Collection entries:
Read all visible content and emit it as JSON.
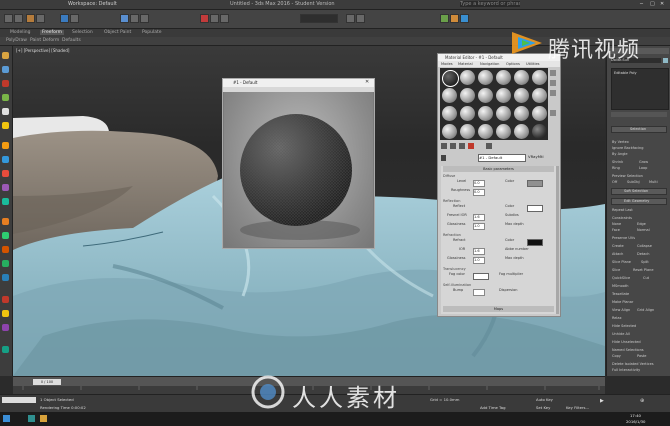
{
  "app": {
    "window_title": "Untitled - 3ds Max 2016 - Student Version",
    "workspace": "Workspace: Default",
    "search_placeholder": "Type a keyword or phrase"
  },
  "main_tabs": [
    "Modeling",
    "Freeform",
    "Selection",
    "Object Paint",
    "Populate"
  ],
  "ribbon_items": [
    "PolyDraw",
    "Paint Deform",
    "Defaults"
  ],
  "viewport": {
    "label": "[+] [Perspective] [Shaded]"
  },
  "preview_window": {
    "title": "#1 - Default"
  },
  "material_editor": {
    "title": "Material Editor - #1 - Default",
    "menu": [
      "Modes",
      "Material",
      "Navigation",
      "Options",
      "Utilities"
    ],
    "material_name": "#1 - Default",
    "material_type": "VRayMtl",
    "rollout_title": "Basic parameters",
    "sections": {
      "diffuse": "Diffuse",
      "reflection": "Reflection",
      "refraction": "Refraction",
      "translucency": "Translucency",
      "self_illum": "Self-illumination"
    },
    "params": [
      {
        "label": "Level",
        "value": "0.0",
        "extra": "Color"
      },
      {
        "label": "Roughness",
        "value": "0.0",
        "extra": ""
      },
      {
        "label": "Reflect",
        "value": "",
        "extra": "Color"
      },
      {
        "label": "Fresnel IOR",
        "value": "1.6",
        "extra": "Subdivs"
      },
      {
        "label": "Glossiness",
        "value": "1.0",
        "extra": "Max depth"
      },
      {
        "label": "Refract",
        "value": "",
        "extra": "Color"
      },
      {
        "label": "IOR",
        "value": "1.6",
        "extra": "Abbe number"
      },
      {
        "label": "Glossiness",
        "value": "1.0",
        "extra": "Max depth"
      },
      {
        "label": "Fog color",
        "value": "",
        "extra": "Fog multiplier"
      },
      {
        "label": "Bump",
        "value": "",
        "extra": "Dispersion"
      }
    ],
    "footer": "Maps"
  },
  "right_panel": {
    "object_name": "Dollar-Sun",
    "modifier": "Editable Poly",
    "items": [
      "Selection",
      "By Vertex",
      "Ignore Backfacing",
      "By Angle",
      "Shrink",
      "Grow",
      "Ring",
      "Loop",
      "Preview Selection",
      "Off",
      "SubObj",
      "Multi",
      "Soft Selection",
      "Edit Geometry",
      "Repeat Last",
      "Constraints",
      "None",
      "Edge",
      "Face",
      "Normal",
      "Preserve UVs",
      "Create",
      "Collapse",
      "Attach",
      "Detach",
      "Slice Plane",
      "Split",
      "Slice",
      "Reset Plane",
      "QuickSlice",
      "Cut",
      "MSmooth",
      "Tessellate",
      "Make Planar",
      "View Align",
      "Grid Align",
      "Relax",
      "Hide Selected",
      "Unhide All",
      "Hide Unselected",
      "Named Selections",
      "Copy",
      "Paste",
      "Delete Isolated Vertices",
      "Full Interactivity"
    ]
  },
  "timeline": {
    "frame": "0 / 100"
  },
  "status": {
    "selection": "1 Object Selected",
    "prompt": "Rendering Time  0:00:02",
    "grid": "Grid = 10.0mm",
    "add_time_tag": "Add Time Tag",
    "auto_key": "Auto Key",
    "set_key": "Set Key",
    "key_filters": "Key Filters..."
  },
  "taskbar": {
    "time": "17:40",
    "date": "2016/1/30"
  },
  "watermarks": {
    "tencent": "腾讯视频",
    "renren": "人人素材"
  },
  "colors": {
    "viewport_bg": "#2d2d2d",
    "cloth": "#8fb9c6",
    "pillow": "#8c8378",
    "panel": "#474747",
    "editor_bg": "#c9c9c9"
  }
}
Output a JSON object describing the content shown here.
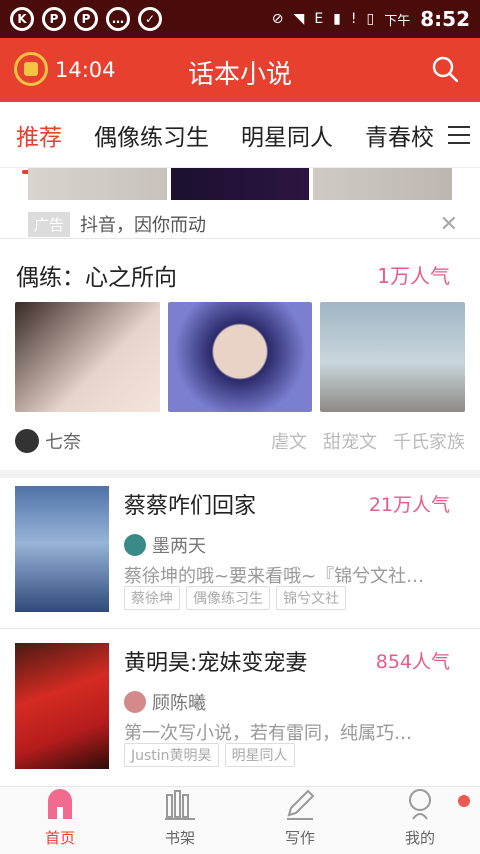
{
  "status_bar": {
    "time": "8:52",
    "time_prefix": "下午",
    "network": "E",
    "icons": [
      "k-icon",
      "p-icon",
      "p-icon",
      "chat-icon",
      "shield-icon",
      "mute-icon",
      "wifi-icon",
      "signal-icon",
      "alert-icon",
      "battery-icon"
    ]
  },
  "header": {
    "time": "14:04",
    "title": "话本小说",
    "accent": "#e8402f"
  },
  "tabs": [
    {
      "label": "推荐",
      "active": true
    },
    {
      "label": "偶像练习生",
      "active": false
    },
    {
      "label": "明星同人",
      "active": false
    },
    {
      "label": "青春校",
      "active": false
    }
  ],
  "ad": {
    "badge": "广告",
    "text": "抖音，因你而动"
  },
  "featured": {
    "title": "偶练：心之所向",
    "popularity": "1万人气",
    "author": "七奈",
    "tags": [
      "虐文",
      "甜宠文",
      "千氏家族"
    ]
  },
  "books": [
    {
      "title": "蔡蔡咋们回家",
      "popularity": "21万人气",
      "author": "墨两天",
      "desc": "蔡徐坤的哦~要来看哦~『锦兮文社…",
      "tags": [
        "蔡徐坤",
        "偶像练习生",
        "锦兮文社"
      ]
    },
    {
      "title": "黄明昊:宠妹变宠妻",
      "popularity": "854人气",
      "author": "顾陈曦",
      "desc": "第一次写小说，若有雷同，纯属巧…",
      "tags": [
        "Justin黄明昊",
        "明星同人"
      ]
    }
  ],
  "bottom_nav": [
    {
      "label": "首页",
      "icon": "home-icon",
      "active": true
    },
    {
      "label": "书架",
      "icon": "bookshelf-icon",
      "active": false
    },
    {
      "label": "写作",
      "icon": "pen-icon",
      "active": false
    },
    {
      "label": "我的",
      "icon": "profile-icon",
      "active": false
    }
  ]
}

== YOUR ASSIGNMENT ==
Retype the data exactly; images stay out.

== RESULT FOR THIS TASK ==
Read all visible content and emit it as JSON.
{
  "app": {
    "window_title": "Untitled - 3ds Max 2016 - Student Version",
    "workspace": "Workspace: Default",
    "search_placeholder": "Type a keyword or phrase"
  },
  "main_tabs": [
    "Modeling",
    "Freeform",
    "Selection",
    "Object Paint",
    "Populate"
  ],
  "ribbon_items": [
    "PolyDraw",
    "Paint Deform",
    "Defaults"
  ],
  "viewport": {
    "label": "[+] [Perspective] [Shaded]"
  },
  "preview_window": {
    "title": "#1 - Default"
  },
  "material_editor": {
    "title": "Material Editor - #1 - Default",
    "menu": [
      "Modes",
      "Material",
      "Navigation",
      "Options",
      "Utilities"
    ],
    "material_name": "#1 - Default",
    "material_type": "VRayMtl",
    "rollout_title": "Basic parameters",
    "sections": {
      "diffuse": "Diffuse",
      "reflection": "Reflection",
      "refraction": "Refraction",
      "translucency": "Translucency",
      "self_illum": "Self-illumination"
    },
    "params": [
      {
        "label": "Level",
        "value": "0.0",
        "extra": "Color"
      },
      {
        "label": "Roughness",
        "value": "0.0",
        "extra": ""
      },
      {
        "label": "Reflect",
        "value": "",
        "extra": "Color"
      },
      {
        "label": "Fresnel IOR",
        "value": "1.6",
        "extra": "Subdivs"
      },
      {
        "label": "Glossiness",
        "value": "1.0",
        "extra": "Max depth"
      },
      {
        "label": "Refract",
        "value": "",
        "extra": "Color"
      },
      {
        "label": "IOR",
        "value": "1.6",
        "extra": "Abbe number"
      },
      {
        "label": "Glossiness",
        "value": "1.0",
        "extra": "Max depth"
      },
      {
        "label": "Fog color",
        "value": "",
        "extra": "Fog multiplier"
      },
      {
        "label": "Bump",
        "value": "",
        "extra": "Dispersion"
      }
    ],
    "footer": "Maps"
  },
  "right_panel": {
    "object_name": "Dollar-Sun",
    "modifier": "Editable Poly",
    "items": [
      "Selection",
      "By Vertex",
      "Ignore Backfacing",
      "By Angle",
      "Shrink",
      "Grow",
      "Ring",
      "Loop",
      "Preview Selection",
      "Off",
      "SubObj",
      "Multi",
      "Soft Selection",
      "Edit Geometry",
      "Repeat Last",
      "Constraints",
      "None",
      "Edge",
      "Face",
      "Normal",
      "Preserve UVs",
      "Create",
      "Collapse",
      "Attach",
      "Detach",
      "Slice Plane",
      "Split",
      "Slice",
      "Reset Plane",
      "QuickSlice",
      "Cut",
      "MSmooth",
      "Tessellate",
      "Make Planar",
      "View Align",
      "Grid Align",
      "Relax",
      "Hide Selected",
      "Unhide All",
      "Hide Unselected",
      "Named Selections",
      "Copy",
      "Paste",
      "Delete Isolated Vertices",
      "Full Interactivity"
    ]
  },
  "timeline": {
    "frame": "0 / 100"
  },
  "status": {
    "selection": "1 Object Selected",
    "prompt": "Rendering Time  0:00:02",
    "grid": "Grid = 10.0mm",
    "add_time_tag": "Add Time Tag",
    "auto_key": "Auto Key",
    "set_key": "Set Key",
    "key_filters": "Key Filters..."
  },
  "taskbar": {
    "time": "17:40",
    "date": "2016/1/30"
  },
  "watermarks": {
    "tencent": "腾讯视频",
    "renren": "人人素材"
  },
  "colors": {
    "viewport_bg": "#2d2d2d",
    "cloth": "#8fb9c6",
    "pillow": "#8c8378",
    "panel": "#474747",
    "editor_bg": "#c9c9c9"
  }
}
Output a JSON object describing the content shown here.
{
  "status_bar": {
    "time": "8:52",
    "time_prefix": "下午",
    "network": "E",
    "icons": [
      "k-icon",
      "p-icon",
      "p-icon",
      "chat-icon",
      "shield-icon",
      "mute-icon",
      "wifi-icon",
      "signal-icon",
      "alert-icon",
      "battery-icon"
    ]
  },
  "header": {
    "time": "14:04",
    "title": "话本小说",
    "accent": "#e8402f"
  },
  "tabs": [
    {
      "label": "推荐",
      "active": true
    },
    {
      "label": "偶像练习生",
      "active": false
    },
    {
      "label": "明星同人",
      "active": false
    },
    {
      "label": "青春校",
      "active": false
    }
  ],
  "ad": {
    "badge": "广告",
    "text": "抖音，因你而动"
  },
  "featured": {
    "title": "偶练：心之所向",
    "popularity": "1万人气",
    "author": "七奈",
    "tags": [
      "虐文",
      "甜宠文",
      "千氏家族"
    ]
  },
  "books": [
    {
      "title": "蔡蔡咋们回家",
      "popularity": "21万人气",
      "author": "墨两天",
      "desc": "蔡徐坤的哦~要来看哦~『锦兮文社…",
      "tags": [
        "蔡徐坤",
        "偶像练习生",
        "锦兮文社"
      ]
    },
    {
      "title": "黄明昊:宠妹变宠妻",
      "popularity": "854人气",
      "author": "顾陈曦",
      "desc": "第一次写小说，若有雷同，纯属巧…",
      "tags": [
        "Justin黄明昊",
        "明星同人"
      ]
    }
  ],
  "bottom_nav": [
    {
      "label": "首页",
      "icon": "home-icon",
      "active": true
    },
    {
      "label": "书架",
      "icon": "bookshelf-icon",
      "active": false
    },
    {
      "label": "写作",
      "icon": "pen-icon",
      "active": false
    },
    {
      "label": "我的",
      "icon": "profile-icon",
      "active": false
    }
  ]
}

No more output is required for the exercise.